Photo by Mike Johnston
Makauwahi Cave Reserve in Kauai
A great Kauai attraction for travelers that like natural history, archaeology and paleontology is the Makauwahi Cave Reserve. Located on the southern coastline of the island within the M?h??ulep? Valley, the Makauwahi Cave Reserve is situated on 42-acres and is the largest limestone cave in Hawaii. The Makauwahi Cave Reserve can be reached via a 2-mile hiking trail that starts at Keoneloa Bay better known as Shipwreck's Beach or by driving on the Grove Farm's private road. The Makauwahi Cave Reserve was discovered in 1992 and since then restoration efforts in the area has made this place more like a living museum. The Makauwahi Cave Reserve holds the most important concentration of fossils on the islands and is a pristine archaeological site. The reserve has a perfect chemistry for protecting fossils such as animal bones, seeds, plants, shells as well as leaves and some fossils date back to 10,000 years. There are two caves at the Makauwahi Cave Reserve which include the larger north cave which is accessible and the smaller south cave is only accessible at the opening. Within the reserve there is a 17-acre archeological site that spells out much of the islands history of the last 10,000 years.

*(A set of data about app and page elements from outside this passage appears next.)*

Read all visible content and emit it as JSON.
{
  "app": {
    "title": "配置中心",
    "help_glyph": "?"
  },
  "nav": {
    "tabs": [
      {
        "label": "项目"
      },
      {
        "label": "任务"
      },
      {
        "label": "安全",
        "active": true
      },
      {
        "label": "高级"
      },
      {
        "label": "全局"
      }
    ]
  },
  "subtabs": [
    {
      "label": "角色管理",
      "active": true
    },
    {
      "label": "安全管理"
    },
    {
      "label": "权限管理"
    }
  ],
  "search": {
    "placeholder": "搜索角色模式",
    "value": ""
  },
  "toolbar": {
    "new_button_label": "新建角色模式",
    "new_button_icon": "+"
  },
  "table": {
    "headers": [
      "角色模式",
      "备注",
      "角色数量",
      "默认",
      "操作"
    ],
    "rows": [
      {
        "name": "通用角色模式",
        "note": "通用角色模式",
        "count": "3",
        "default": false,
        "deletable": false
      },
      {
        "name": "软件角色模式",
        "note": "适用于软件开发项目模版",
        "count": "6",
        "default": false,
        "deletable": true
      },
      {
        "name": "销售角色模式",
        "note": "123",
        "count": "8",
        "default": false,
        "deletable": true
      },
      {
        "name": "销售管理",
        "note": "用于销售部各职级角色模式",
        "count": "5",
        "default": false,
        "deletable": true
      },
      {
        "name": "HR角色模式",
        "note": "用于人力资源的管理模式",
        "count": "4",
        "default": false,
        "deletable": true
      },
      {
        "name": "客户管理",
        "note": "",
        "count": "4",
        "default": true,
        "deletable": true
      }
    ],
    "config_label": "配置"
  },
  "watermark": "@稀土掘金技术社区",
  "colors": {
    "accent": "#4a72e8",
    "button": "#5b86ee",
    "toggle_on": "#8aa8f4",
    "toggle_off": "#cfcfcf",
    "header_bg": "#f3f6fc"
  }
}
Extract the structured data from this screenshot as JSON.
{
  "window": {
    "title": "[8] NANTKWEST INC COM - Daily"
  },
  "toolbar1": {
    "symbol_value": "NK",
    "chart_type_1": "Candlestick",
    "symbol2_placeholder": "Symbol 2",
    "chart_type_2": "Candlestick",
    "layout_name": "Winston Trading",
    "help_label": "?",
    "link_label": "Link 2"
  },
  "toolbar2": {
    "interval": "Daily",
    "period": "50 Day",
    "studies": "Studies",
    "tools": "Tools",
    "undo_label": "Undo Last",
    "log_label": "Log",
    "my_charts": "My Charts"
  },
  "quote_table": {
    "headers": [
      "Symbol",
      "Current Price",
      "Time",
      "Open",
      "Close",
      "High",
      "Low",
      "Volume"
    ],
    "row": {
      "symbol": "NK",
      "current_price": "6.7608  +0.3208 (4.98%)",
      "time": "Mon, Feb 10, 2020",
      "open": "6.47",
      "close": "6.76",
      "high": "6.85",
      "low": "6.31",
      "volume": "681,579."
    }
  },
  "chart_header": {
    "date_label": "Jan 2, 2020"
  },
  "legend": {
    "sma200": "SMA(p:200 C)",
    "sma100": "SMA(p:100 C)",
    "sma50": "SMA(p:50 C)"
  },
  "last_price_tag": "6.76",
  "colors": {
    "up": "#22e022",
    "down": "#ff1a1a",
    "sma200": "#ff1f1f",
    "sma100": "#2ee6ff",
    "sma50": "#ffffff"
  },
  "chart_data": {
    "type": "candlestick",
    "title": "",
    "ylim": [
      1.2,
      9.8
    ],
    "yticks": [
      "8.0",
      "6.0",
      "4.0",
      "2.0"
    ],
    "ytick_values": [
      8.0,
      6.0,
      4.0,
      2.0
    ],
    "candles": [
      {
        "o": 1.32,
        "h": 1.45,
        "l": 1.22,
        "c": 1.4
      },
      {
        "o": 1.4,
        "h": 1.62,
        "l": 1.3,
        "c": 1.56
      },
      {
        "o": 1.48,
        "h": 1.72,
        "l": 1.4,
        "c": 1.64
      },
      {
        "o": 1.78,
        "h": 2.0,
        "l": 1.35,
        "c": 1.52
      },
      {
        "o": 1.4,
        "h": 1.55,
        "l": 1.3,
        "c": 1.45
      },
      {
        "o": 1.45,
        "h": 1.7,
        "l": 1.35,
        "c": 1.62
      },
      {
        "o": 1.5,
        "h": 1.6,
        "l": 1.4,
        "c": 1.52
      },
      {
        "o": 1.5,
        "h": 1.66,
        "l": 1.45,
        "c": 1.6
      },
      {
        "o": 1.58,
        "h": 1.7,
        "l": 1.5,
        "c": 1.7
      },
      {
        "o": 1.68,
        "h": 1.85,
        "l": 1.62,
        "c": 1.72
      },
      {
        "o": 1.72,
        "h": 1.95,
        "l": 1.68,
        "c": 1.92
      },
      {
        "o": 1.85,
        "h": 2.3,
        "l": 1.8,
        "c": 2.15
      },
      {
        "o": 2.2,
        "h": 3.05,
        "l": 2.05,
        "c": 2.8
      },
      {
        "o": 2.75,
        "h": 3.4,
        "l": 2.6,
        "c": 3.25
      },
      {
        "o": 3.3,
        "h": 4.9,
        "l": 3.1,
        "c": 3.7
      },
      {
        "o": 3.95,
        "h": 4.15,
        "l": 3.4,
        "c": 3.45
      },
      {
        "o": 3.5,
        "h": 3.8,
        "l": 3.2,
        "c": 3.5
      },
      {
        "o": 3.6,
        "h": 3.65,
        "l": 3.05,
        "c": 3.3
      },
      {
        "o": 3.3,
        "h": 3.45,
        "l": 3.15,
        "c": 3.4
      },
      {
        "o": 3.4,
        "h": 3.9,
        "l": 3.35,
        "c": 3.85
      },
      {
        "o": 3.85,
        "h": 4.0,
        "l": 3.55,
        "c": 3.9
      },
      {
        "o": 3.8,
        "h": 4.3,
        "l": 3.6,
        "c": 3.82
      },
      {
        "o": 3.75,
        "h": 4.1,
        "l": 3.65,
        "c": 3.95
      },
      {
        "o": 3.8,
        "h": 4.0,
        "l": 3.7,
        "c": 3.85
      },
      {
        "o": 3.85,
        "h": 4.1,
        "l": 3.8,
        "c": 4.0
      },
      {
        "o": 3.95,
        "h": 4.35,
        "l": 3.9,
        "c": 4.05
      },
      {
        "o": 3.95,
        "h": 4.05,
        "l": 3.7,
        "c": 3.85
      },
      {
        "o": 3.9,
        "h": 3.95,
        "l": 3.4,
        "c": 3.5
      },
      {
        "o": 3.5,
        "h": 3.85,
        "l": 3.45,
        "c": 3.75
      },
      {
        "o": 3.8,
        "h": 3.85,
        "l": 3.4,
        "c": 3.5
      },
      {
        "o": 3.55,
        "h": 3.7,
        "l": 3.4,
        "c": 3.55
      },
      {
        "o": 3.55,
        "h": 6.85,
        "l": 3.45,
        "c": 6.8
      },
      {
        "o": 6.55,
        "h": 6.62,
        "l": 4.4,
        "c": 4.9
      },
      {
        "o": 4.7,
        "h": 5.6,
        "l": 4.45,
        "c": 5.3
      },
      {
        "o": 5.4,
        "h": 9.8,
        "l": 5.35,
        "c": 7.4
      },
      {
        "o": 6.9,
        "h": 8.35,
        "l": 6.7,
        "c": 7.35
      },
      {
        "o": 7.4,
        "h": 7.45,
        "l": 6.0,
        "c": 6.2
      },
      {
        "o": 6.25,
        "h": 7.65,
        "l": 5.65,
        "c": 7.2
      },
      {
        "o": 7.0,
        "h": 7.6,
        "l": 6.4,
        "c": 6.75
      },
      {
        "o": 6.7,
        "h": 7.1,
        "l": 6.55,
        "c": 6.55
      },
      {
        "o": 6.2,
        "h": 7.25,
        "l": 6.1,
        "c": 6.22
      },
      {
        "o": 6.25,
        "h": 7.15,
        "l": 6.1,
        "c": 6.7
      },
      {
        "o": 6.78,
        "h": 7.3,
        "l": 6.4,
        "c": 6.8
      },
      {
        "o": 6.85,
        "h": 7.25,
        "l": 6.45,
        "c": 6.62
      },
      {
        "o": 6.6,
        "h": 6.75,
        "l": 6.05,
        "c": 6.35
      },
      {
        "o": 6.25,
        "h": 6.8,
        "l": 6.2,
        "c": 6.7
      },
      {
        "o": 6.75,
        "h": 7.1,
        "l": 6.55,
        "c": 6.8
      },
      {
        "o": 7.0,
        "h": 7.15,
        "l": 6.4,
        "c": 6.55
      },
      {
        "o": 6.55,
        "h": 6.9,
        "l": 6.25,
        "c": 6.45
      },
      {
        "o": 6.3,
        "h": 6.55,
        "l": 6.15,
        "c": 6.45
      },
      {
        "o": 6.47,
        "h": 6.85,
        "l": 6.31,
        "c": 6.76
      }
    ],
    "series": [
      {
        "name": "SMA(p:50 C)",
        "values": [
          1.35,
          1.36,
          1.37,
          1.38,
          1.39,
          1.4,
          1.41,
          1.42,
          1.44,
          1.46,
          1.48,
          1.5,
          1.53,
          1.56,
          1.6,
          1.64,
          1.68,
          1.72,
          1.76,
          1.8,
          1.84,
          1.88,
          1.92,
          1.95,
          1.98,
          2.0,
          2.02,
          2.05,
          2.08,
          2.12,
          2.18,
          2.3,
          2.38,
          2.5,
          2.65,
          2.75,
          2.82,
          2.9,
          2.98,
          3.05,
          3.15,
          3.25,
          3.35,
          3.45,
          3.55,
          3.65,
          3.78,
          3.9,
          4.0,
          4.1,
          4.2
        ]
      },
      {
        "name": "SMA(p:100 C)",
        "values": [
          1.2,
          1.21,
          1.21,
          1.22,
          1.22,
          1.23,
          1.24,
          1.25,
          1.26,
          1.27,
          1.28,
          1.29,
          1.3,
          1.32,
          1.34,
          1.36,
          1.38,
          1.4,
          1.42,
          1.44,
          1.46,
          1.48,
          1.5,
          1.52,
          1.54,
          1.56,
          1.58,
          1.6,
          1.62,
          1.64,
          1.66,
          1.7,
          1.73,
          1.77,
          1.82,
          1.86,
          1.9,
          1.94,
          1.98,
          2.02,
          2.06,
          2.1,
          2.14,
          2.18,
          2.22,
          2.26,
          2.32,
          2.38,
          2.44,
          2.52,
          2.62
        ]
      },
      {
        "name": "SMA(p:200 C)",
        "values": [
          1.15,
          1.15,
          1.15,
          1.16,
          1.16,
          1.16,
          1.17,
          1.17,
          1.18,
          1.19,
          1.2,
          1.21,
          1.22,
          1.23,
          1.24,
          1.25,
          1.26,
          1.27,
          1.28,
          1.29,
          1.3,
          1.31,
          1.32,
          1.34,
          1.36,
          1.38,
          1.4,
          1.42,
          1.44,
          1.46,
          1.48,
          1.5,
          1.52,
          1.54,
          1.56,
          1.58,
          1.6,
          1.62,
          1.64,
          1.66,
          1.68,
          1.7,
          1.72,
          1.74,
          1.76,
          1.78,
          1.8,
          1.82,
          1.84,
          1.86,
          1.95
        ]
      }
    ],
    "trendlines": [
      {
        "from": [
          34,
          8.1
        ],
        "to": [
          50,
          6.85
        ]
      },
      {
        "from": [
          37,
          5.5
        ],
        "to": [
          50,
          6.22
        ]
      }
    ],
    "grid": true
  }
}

Photo by Wolfram Burner
Koke'e Natural History Museum in Kauai
The Koke'e Natural History Museum is an ideal Kauai attraction for learning more about the geology, climate, animal species and plants which thrive on Kauai. Located within the southwestern portion of the island near the town of Kekaha, the Koke'e Natural History Museum is situated within the Koke'e State Park and Waimea Valley. The Koke'e Natural History Museum is a fascinating look at how Kauai's natural landscape from geology to climatology to ecology shaped the present island. There are hundreds of interactive exhibits that will keep you entertained and learning while you visit. The Koke'e Natural History Museum has information on past hurricanes, the varying woods of Hawaii, native and non-native bird species, seashells and Hawaiian stone artifacts. If you are planning a hike within the Waimea Valley or Koke'e State Park, then the Koke'e Natural History Museum is a must for current trail conditions. There is also an interesting Kauai attraction - CCC Camp located at Koke'e Natural History Museum which was completed in 1935 and is one of the most complete CCC camps left in the United States. There is a gift shop onsite that offers one of the most extensive selections of Hawaiian books on the island as well as other fine hand-crafted artisan goods from jewelry to t-shirts.